Selling the Sizzle: Taking Board Member Participation to the Next Level
You say your nonprofit board members are unenthused about everything? For some members, their lack of enthusiasm is so profound, they fail to attend board and committee meetings. And many more members are so unenthused that they are not inclined to play an active role to support the nonprofit in achieving success.
I have heard many executives and board chairs express their struggle with this problem.
In this column, I will discuss the storytelling mission moment as a possible solution for moving your board members to take their caring and participation to the next level.
Which of any of the following visuals from fundraising pitches is more likely to move you to action (e.g. make and ask for donations), advocate legislatively and even volunteer?
• “Cured” or ill kids, or a big shiny hospital?
• Smiling or sometimes sad kids, or the big shiny orphanage?
• Clean or dirty water, or the waste removal system?
“Sell the sizzle, not the steak” was a marketing adage coined by Elmer Wheeler in the mid-1920s. Wheeler believed that what customers really want and value is not a product per se, but what that product or service does for that customer. So Wheeler directed his sales folks to promote the benefits of his products, not as much the physical product. Other examples include promoting the hole as a benefit of a drill or the independent luxurious comfort for traveling as the benefits of an automobile.
In human-service terms, this could mean promoting mental wellness (ease of mind or soul) versus mental-health counseling. Or friendly, intimate, safe and thorough care versus promoting a health center. Or promoting warm loving dogs or cats without homes versus the animal shelter. Likely by now, you get the picture that using the “sizzle not steak” benefits message, and “buyers” can better identify what offering will best meet their needs and wants.

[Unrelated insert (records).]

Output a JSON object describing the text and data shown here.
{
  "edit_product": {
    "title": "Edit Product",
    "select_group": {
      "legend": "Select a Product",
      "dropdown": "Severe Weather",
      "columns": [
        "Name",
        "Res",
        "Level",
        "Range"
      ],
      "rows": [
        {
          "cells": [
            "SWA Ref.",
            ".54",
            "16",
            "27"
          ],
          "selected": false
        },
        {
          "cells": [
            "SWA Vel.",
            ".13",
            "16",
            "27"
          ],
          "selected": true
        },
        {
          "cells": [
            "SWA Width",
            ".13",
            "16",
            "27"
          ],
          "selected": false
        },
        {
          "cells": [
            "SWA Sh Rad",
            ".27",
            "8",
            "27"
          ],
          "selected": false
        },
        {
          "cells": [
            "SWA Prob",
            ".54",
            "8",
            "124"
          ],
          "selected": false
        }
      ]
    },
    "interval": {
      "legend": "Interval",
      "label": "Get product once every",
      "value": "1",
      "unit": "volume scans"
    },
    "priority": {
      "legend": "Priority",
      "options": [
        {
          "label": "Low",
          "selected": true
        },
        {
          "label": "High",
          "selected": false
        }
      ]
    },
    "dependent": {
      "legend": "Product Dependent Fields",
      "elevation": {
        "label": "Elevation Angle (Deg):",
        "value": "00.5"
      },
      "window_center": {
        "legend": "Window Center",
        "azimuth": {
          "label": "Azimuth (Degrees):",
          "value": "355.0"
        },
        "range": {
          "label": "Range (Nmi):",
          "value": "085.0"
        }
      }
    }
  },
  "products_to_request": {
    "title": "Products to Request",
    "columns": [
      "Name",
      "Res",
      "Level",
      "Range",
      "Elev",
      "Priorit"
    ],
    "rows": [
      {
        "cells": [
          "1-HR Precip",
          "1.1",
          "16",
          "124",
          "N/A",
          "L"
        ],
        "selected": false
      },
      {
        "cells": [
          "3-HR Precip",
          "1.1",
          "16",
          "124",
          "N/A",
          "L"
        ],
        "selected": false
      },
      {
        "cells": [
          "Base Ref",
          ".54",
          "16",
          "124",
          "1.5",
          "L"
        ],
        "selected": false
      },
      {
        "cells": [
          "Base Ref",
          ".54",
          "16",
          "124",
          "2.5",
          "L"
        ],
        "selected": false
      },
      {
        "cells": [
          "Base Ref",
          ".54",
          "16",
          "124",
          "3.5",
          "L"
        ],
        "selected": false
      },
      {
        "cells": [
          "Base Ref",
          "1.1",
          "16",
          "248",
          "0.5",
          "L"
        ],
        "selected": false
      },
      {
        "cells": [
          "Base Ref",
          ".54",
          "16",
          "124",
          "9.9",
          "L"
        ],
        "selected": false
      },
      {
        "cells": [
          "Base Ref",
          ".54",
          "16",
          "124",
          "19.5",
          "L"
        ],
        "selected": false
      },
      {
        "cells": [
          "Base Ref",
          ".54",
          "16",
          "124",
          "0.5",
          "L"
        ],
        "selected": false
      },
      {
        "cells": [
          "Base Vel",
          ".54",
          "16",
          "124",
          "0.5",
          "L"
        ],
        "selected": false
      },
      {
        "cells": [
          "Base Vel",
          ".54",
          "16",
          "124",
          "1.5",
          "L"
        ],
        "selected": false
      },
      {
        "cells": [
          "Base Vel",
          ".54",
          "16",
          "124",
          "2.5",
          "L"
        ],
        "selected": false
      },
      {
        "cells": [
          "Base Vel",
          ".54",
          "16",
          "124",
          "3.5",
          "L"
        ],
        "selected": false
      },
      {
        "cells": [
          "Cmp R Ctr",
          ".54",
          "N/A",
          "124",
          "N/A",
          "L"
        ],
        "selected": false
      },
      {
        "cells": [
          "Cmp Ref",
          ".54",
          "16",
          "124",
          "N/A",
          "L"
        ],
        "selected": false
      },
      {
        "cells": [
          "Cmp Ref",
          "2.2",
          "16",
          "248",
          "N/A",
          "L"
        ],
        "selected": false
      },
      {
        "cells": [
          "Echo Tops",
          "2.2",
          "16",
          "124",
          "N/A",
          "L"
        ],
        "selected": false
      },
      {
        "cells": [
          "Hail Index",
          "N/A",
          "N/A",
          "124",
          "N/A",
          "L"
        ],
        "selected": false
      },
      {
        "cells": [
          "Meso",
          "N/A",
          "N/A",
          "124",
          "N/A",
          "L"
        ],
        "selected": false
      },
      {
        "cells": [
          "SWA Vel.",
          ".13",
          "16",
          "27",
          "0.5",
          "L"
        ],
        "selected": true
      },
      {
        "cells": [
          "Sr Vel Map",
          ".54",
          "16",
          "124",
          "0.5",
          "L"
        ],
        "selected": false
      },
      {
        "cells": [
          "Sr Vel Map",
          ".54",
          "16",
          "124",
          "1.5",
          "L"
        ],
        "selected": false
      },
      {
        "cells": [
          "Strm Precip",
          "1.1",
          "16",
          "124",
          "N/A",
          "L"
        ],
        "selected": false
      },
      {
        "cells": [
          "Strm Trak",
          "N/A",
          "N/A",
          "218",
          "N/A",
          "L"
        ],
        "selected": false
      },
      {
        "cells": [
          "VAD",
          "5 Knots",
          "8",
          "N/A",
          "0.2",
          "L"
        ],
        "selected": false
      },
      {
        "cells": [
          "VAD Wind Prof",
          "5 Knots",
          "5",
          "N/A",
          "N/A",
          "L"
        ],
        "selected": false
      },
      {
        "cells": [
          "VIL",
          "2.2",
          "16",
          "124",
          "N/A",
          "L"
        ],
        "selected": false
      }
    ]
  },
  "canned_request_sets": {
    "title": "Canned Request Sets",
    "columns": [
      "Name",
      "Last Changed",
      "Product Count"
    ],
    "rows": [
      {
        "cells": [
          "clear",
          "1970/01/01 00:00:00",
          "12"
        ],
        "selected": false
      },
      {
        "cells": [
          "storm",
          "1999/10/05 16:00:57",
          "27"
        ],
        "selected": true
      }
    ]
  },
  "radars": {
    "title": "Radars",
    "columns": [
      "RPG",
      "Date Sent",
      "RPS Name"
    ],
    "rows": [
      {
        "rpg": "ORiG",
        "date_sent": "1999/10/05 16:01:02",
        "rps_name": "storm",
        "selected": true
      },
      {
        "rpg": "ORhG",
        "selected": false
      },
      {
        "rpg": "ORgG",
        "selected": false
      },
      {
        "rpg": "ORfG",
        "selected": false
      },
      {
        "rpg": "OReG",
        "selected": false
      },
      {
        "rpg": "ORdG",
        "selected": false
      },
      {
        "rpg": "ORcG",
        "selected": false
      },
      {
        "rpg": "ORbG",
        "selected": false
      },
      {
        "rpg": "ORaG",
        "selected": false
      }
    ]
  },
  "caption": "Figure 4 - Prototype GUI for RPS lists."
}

So what about this alternative messaging has to do with motivating board members to action (and satisfying the reasons they joined the board in the first place)?
Over the years in my consulting practice, I have observed that board members are told a lot about the “steak” or the mechanics and activities of their nonprofits. Members hear about agency financials, staff stuff and program changes, and all the “data” shared in a monthly or quarterly dashboard that numerically and maybe graphically illustrates the progress a nonprofit has making against its annual and strategic goals and strategies. And of course, as a part of a board’s fiduciary, strategic and generative work, being fully informed is critical. But, data alone cannot provide the “juice” a board member needs to be moved to do for their nonprofit.
Evidence suggests that nonprofit board members who have the “sizzle” as offered through mission-moment stories about the nonprofit’s customers, patients, consumers or members will engage at a level well beyond being informed and making decisions.
The board member who will do for their nonprofit is the board member who learns through stories that because of their nonprofit: Lilith is free from the fear of a bad domestic situation; Fernandes’ new legs provides incredible mobility; Muller’s drinking water is lead-free; and Pham has the right to vote and have her voice heard.
Nonprofit board members, it’s up to you. To ensure your board service is truly satisfying and motivating place an order for the sizzle. At every board meeting ask that your “plate” be filled with numbers and stories. And between meetings, ask for more stories.
Only the “sizzle,’ the mission-moment stories, will help you realize your passions and gain the motivation that will propel you to do and not just sit.